## Instructions to follow
Report all lines below with the word "Management".

## Data records

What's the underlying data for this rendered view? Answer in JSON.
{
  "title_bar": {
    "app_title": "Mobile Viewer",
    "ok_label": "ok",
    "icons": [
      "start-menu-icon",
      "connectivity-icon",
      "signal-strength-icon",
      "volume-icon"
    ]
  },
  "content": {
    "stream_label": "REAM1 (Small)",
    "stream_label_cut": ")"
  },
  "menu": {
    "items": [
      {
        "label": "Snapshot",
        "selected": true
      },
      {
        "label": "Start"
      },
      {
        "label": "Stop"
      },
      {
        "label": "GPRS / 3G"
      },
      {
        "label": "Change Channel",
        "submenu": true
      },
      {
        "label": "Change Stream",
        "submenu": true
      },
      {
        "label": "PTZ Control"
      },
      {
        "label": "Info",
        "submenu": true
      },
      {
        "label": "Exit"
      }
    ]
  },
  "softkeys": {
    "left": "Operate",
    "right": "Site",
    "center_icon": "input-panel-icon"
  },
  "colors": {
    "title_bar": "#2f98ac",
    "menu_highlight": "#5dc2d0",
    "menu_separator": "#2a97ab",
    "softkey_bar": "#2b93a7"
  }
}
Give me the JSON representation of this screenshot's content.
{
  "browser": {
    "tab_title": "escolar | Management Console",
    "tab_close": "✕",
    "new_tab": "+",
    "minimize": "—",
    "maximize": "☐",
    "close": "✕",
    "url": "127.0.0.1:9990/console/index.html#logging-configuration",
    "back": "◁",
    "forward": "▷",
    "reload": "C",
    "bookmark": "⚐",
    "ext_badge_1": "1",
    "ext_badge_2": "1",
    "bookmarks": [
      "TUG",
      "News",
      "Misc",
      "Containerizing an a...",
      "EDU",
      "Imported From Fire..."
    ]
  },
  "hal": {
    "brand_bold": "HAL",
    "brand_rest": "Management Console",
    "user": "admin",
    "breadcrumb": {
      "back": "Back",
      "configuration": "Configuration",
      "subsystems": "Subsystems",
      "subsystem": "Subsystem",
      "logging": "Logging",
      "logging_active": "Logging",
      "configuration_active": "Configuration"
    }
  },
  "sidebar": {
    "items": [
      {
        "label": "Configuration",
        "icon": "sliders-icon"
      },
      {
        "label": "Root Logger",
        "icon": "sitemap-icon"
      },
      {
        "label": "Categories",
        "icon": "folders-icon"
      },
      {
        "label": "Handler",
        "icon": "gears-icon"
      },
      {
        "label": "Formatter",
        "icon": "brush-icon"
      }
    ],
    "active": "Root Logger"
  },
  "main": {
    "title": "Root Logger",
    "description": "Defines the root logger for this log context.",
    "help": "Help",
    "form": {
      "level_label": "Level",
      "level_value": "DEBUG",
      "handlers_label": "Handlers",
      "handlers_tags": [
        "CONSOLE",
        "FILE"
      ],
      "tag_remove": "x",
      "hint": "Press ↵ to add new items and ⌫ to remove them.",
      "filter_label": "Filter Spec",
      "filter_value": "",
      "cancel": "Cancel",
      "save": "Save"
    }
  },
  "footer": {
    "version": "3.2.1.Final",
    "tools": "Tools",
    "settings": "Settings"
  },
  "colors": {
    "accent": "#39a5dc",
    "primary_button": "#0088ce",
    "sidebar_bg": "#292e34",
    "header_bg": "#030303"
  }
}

## Response box
    "tab_title": "escolar | Management Console",
    "brand_rest": "Management Console",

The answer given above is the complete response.